- [Supplied records]

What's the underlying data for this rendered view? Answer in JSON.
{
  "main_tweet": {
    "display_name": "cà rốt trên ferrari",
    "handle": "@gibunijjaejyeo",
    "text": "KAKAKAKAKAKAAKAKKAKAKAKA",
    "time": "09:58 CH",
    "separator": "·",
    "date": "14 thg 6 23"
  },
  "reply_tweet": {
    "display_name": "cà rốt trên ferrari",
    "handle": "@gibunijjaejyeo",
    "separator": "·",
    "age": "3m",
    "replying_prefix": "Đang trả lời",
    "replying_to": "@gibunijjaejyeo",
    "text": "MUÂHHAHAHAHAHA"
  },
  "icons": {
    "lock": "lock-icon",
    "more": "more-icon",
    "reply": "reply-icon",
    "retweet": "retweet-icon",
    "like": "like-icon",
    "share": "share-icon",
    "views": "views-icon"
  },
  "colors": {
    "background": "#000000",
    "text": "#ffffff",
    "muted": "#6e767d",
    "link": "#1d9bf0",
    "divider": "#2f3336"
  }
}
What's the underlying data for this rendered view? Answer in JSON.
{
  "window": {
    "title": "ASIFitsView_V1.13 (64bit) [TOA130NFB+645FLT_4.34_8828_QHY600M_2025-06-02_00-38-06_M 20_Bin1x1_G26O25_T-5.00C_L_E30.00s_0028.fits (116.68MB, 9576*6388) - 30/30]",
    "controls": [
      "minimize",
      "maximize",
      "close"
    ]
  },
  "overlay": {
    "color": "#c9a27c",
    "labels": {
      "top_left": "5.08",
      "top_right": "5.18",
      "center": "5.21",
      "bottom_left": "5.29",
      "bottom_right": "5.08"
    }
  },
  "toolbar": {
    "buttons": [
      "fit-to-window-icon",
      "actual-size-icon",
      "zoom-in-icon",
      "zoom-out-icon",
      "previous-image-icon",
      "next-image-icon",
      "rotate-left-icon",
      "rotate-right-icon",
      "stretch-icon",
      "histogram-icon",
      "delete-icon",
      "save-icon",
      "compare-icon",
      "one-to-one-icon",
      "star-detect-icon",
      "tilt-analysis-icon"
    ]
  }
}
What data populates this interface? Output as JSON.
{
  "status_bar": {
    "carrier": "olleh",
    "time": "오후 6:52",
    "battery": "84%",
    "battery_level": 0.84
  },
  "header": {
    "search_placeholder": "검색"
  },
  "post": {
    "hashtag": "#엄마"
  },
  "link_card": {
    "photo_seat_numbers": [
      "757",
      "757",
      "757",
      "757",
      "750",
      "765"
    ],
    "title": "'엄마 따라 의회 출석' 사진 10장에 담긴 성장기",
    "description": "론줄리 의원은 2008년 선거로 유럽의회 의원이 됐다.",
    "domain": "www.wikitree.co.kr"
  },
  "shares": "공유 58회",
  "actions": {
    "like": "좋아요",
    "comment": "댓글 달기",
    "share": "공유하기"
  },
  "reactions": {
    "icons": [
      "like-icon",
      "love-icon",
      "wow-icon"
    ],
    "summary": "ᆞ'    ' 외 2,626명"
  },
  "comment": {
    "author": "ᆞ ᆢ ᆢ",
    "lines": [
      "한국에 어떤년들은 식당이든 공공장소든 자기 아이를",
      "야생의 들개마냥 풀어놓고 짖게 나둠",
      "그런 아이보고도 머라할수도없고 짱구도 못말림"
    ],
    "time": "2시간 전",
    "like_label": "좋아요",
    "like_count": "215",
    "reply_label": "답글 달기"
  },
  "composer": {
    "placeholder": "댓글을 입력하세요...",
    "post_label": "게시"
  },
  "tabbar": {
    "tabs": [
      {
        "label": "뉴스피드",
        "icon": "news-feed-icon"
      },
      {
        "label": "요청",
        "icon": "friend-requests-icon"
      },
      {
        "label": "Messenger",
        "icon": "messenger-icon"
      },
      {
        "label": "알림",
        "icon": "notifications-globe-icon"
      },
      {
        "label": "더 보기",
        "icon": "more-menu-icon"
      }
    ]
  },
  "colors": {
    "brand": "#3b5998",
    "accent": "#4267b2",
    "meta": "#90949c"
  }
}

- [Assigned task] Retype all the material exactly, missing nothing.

- [Answer box]
What's the underlying data for this rendered view? Answer in JSON.
{
  "main_tweet": {
    "display_name": "cà rốt trên ferrari",
    "handle": "@gibunijjaejyeo",
    "text": "KAKAKAKAKAKAAKAKKAKAKAKA",
    "time": "09:58 CH",
    "separator": "·",
    "date": "14 thg 6 23"
  },
  "reply_tweet": {
    "display_name": "cà rốt trên ferrari",
    "handle": "@gibunijjaejyeo",
    "separator": "·",
    "age": "3m",
    "replying_prefix": "Đang trả lời",
    "replying_to": "@gibunijjaejyeo",
    "text": "MUÂHHAHAHAHAHA"
  },
  "icons": {
    "lock": "lock-icon",
    "more": "more-icon",
    "reply": "reply-icon",
    "retweet": "retweet-icon",
    "like": "like-icon",
    "share": "share-icon",
    "views": "views-icon"
  },
  "colors": {
    "background": "#000000",
    "text": "#ffffff",
    "muted": "#6e767d",
    "link": "#1d9bf0",
    "divider": "#2f3336"
  }
}
What's the underlying data for this rendered view? Answer in JSON.
{
  "window": {
    "title": "ASIFitsView_V1.13 (64bit) [TOA130NFB+645FLT_4.34_8828_QHY600M_2025-06-02_00-38-06_M 20_Bin1x1_G26O25_T-5.00C_L_E30.00s_0028.fits (116.68MB, 9576*6388) - 30/30]",
    "controls": [
      "minimize",
      "maximize",
      "close"
    ]
  },
  "overlay": {
    "color": "#c9a27c",
    "labels": {
      "top_left": "5.08",
      "top_right": "5.18",
      "center": "5.21",
      "bottom_left": "5.29",
      "bottom_right": "5.08"
    }
  },
  "toolbar": {
    "buttons": [
      "fit-to-window-icon",
      "actual-size-icon",
      "zoom-in-icon",
      "zoom-out-icon",
      "previous-image-icon",
      "next-image-icon",
      "rotate-left-icon",
      "rotate-right-icon",
      "stretch-icon",
      "histogram-icon",
      "delete-icon",
      "save-icon",
      "compare-icon",
      "one-to-one-icon",
      "star-detect-icon",
      "tilt-analysis-icon"
    ]
  }
}
What data populates this interface? Output as JSON.
{
  "status_bar": {
    "carrier": "olleh",
    "time": "오후 6:52",
    "battery": "84%",
    "battery_level": 0.84
  },
  "header": {
    "search_placeholder": "검색"
  },
  "post": {
    "hashtag": "#엄마"
  },
  "link_card": {
    "photo_seat_numbers": [
      "757",
      "757",
      "757",
      "757",
      "750",
      "765"
    ],
    "title": "'엄마 따라 의회 출석' 사진 10장에 담긴 성장기",
    "description": "론줄리 의원은 2008년 선거로 유럽의회 의원이 됐다.",
    "domain": "www.wikitree.co.kr"
  },
  "shares": "공유 58회",
  "actions": {
    "like": "좋아요",
    "comment": "댓글 달기",
    "share": "공유하기"
  },
  "reactions": {
    "icons": [
      "like-icon",
      "love-icon",
      "wow-icon"
    ],
    "summary": "ᆞ'    ' 외 2,626명"
  },
  "comment": {
    "author": "ᆞ ᆢ ᆢ",
    "lines": [
      "한국에 어떤년들은 식당이든 공공장소든 자기 아이를",
      "야생의 들개마냥 풀어놓고 짖게 나둠",
      "그런 아이보고도 머라할수도없고 짱구도 못말림"
    ],
    "time": "2시간 전",
    "like_label": "좋아요",
    "like_count": "215",
    "reply_label": "답글 달기"
  },
  "composer": {
    "placeholder": "댓글을 입력하세요...",
    "post_label": "게시"
  },
  "tabbar": {
    "tabs": [
      {
        "label": "뉴스피드",
        "icon": "news-feed-icon"
      },
      {
        "label": "요청",
        "icon": "friend-requests-icon"
      },
      {
        "label": "Messenger",
        "icon": "messenger-icon"
      },
      {
        "label": "알림",
        "icon": "notifications-globe-icon"
      },
      {
        "label": "더 보기",
        "icon": "more-menu-icon"
      }
    ]
  },
  "colors": {
    "brand": "#3b5998",
    "accent": "#4267b2",
    "meta": "#90949c"
  }
}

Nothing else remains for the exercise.